As a fallen Catholic, the new year always gives me that fresh “I just got out of the confessional” feeling, a feeling where anything is possible. Like the blank pages of a new notebook, or putting on a crisp white shirt before heading out for dinner, new years bring new ventures, new resolutions, new goals and new dreams. But how long before the perfection, the freshness and newness, fades? How long before it becomes a tattered old notebook or a spaghetti sauce splattered shirt? How long before I fall off the resolution wagon? And even worse, how much longer till a new year presents itself?

How about now?
Love Lucie

New Year New Me
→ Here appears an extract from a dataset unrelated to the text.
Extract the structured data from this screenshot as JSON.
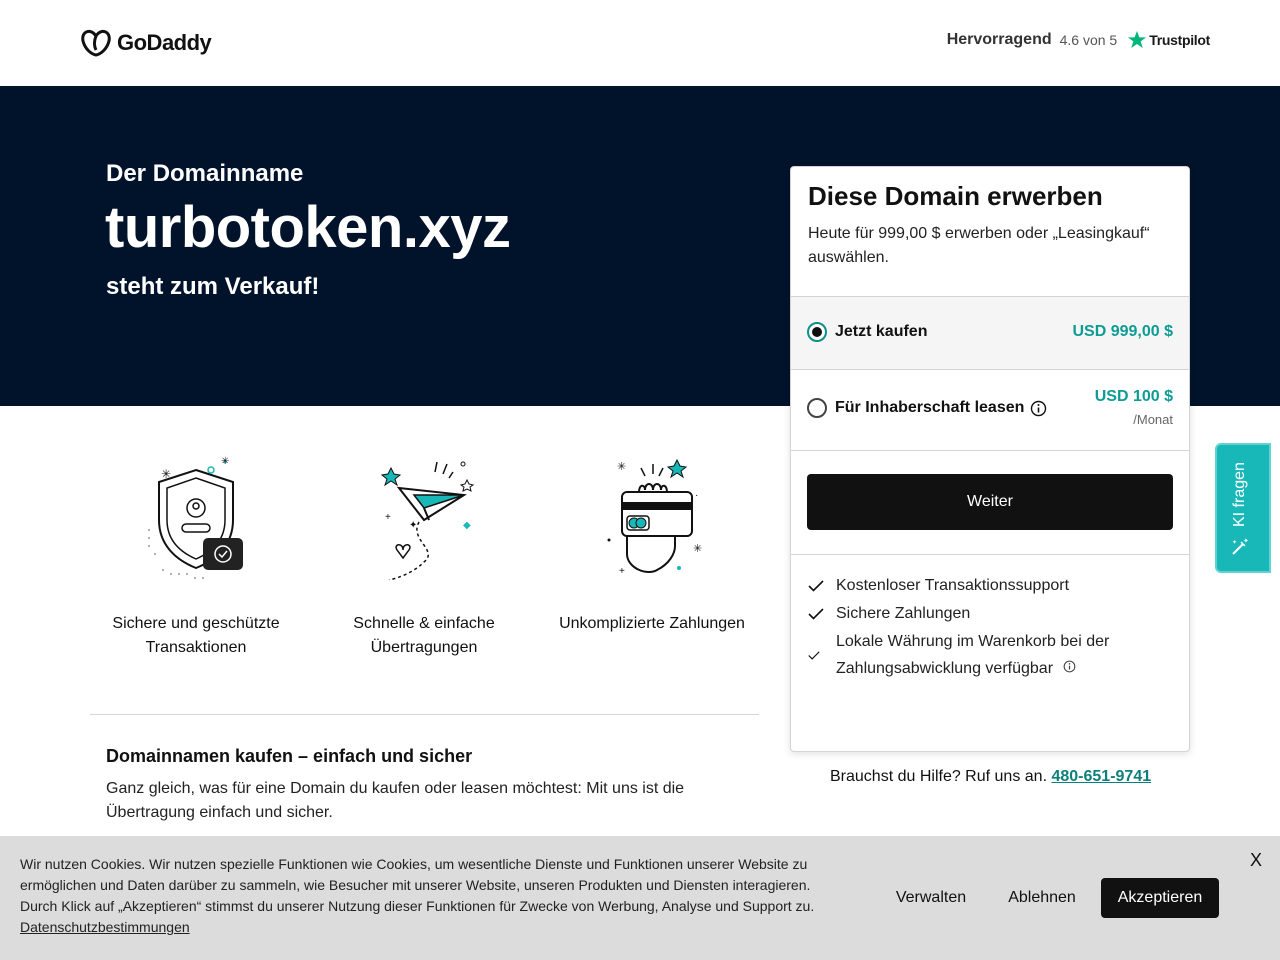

Growing up a Roman Catholic, I’ve always loved that feeling you get right after you step out of the confessional. 3 Our Fathers and 3 Hail Mary’s away from free at last, free at last, free at last! With my past transgressions absolved, I love that feeling of weightless and beginning anew.
New Years Eve has always had the same effect on me. New calendars, new resolutions, and a new leaf with limitless potential. Now at 41, I should know that there is no new me, just the old me, the same-old swearing, grumpy, disappointed in others me, who’s always trying to squeeze herself into a smaller jean size. But every December 31st, like Pavlov’s dogs, I wipe the skid-marks clean.
This annual cleansing comes with it, a self-imposed pressure to introduce the New Year with a BANG, to give the new me at TA-DA(!) debutante-style welcome. But ever since that New Year’s Eve in Grade 12 when my parents wouldn’t let me go out to unveil the new me, a decree that unravelled the new nicer, happier me in about 10 minutes, I have felt enormous pressure to have a picture perfect New Years Eve.
Totally hot outfit? Check.
Champagne? Check.
Totally hot someone to kiss at the stroke of midnight? Check.
Clear view of Dick Clark/Ryan Seacrest/that Big Apple for the countdown? Check. But even with all the boxes checked, the new me always fizzles out by Valentines Day.
To combat this, this year my lovely husband and I thought we’d try something we’ve only done 3 years in our entire adult lives (the years our children were born), and that is, stay home on New Years Eve. I actually think it was my idea, as the new “I want to be a better mommy” me was percolating in my head. But as the countdown approaches, I’m freaking out a little. All my friends are going out on the town, smelling and looking delicious, ready to ring in the new year! As such, my grumpy, disappointed self has reappeared in Lululemon sweats and has no intention of leaving before midnight. I hope my family understands. At least they’ll be able to recognize me tomorrow morning!

Happy New Year everyone!

Love Lucie